## Problem to solve
Can the data below be echoed back word for word?

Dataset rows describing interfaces
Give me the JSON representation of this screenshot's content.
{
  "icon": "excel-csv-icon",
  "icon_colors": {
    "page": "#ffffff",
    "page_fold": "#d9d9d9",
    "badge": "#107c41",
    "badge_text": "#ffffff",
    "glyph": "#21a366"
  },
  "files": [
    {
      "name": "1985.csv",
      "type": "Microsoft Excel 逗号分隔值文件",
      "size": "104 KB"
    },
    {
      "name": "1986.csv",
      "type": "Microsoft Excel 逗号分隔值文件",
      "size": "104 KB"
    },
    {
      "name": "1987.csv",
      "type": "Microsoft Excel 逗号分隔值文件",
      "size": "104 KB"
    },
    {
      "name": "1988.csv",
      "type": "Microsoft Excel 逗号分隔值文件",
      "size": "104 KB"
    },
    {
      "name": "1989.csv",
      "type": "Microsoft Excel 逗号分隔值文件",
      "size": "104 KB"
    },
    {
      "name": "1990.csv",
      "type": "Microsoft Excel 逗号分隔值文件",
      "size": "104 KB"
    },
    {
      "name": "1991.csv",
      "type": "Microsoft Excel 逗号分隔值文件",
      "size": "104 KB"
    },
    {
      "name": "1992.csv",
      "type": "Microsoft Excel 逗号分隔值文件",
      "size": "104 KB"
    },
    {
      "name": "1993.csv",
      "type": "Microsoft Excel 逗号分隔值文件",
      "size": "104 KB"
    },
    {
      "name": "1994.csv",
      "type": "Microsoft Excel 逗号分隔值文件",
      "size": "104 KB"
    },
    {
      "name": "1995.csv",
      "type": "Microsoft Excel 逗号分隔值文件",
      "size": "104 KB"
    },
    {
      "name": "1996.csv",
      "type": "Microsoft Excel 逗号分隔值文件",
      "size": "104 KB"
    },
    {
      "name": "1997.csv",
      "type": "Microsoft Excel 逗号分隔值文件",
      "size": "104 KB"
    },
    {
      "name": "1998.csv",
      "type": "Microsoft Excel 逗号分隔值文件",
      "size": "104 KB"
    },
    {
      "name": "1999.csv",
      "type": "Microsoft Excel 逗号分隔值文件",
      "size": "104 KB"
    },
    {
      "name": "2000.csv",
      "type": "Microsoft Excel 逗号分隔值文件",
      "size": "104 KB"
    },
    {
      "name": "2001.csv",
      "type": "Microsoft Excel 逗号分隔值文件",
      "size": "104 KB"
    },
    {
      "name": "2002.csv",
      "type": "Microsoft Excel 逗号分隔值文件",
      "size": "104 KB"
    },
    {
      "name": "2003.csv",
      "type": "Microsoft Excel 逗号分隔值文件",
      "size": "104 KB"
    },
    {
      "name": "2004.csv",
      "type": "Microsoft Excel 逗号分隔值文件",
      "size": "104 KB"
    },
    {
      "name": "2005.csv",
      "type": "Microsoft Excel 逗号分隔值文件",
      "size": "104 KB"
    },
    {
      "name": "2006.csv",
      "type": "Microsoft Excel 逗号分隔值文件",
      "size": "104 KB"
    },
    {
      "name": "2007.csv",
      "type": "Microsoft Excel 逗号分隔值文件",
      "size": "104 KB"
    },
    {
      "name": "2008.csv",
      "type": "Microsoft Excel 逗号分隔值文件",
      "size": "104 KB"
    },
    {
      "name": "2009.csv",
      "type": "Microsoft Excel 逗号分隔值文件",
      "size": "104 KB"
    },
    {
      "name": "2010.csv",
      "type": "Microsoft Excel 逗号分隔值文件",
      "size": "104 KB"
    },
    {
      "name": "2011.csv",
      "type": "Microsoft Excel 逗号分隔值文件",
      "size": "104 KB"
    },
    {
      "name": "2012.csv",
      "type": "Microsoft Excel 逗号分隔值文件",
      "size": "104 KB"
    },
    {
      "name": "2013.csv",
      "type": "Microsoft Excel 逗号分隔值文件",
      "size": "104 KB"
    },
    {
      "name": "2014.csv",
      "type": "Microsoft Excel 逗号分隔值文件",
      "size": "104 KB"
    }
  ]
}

## Task answer
Give me the JSON representation of this screenshot's content.
{
  "icon": "excel-csv-icon",
  "icon_colors": {
    "page": "#ffffff",
    "page_fold": "#d9d9d9",
    "badge": "#107c41",
    "badge_text": "#ffffff",
    "glyph": "#21a366"
  },
  "files": [
    {
      "name": "1985.csv",
      "type": "Microsoft Excel 逗号分隔值文件",
      "size": "104 KB"
    },
    {
      "name": "1986.csv",
      "type": "Microsoft Excel 逗号分隔值文件",
      "size": "104 KB"
    },
    {
      "name": "1987.csv",
      "type": "Microsoft Excel 逗号分隔值文件",
      "size": "104 KB"
    },
    {
      "name": "1988.csv",
      "type": "Microsoft Excel 逗号分隔值文件",
      "size": "104 KB"
    },
    {
      "name": "1989.csv",
      "type": "Microsoft Excel 逗号分隔值文件",
      "size": "104 KB"
    },
    {
      "name": "1990.csv",
      "type": "Microsoft Excel 逗号分隔值文件",
      "size": "104 KB"
    },
    {
      "name": "1991.csv",
      "type": "Microsoft Excel 逗号分隔值文件",
      "size": "104 KB"
    },
    {
      "name": "1992.csv",
      "type": "Microsoft Excel 逗号分隔值文件",
      "size": "104 KB"
    },
    {
      "name": "1993.csv",
      "type": "Microsoft Excel 逗号分隔值文件",
      "size": "104 KB"
    },
    {
      "name": "1994.csv",
      "type": "Microsoft Excel 逗号分隔值文件",
      "size": "104 KB"
    },
    {
      "name": "1995.csv",
      "type": "Microsoft Excel 逗号分隔值文件",
      "size": "104 KB"
    },
    {
      "name": "1996.csv",
      "type": "Microsoft Excel 逗号分隔值文件",
      "size": "104 KB"
    },
    {
      "name": "1997.csv",
      "type": "Microsoft Excel 逗号分隔值文件",
      "size": "104 KB"
    },
    {
      "name": "1998.csv",
      "type": "Microsoft Excel 逗号分隔值文件",
      "size": "104 KB"
    },
    {
      "name": "1999.csv",
      "type": "Microsoft Excel 逗号分隔值文件",
      "size": "104 KB"
    },
    {
      "name": "2000.csv",
      "type": "Microsoft Excel 逗号分隔值文件",
      "size": "104 KB"
    },
    {
      "name": "2001.csv",
      "type": "Microsoft Excel 逗号分隔值文件",
      "size": "104 KB"
    },
    {
      "name": "2002.csv",
      "type": "Microsoft Excel 逗号分隔值文件",
      "size": "104 KB"
    },
    {
      "name": "2003.csv",
      "type": "Microsoft Excel 逗号分隔值文件",
      "size": "104 KB"
    },
    {
      "name": "2004.csv",
      "type": "Microsoft Excel 逗号分隔值文件",
      "size": "104 KB"
    },
    {
      "name": "2005.csv",
      "type": "Microsoft Excel 逗号分隔值文件",
      "size": "104 KB"
    },
    {
      "name": "2006.csv",
      "type": "Microsoft Excel 逗号分隔值文件",
      "size": "104 KB"
    },
    {
      "name": "2007.csv",
      "type": "Microsoft Excel 逗号分隔值文件",
      "size": "104 KB"
    },
    {
      "name": "2008.csv",
      "type": "Microsoft Excel 逗号分隔值文件",
      "size": "104 KB"
    },
    {
      "name": "2009.csv",
      "type": "Microsoft Excel 逗号分隔值文件",
      "size": "104 KB"
    },
    {
      "name": "2010.csv",
      "type": "Microsoft Excel 逗号分隔值文件",
      "size": "104 KB"
    },
    {
      "name": "2011.csv",
      "type": "Microsoft Excel 逗号分隔值文件",
      "size": "104 KB"
    },
    {
      "name": "2012.csv",
      "type": "Microsoft Excel 逗号分隔值文件",
      "size": "104 KB"
    },
    {
      "name": "2013.csv",
      "type": "Microsoft Excel 逗号分隔值文件",
      "size": "104 KB"
    },
    {
      "name": "2014.csv",
      "type": "Microsoft Excel 逗号分隔值文件",
      "size": "104 KB"
    }
  ]
}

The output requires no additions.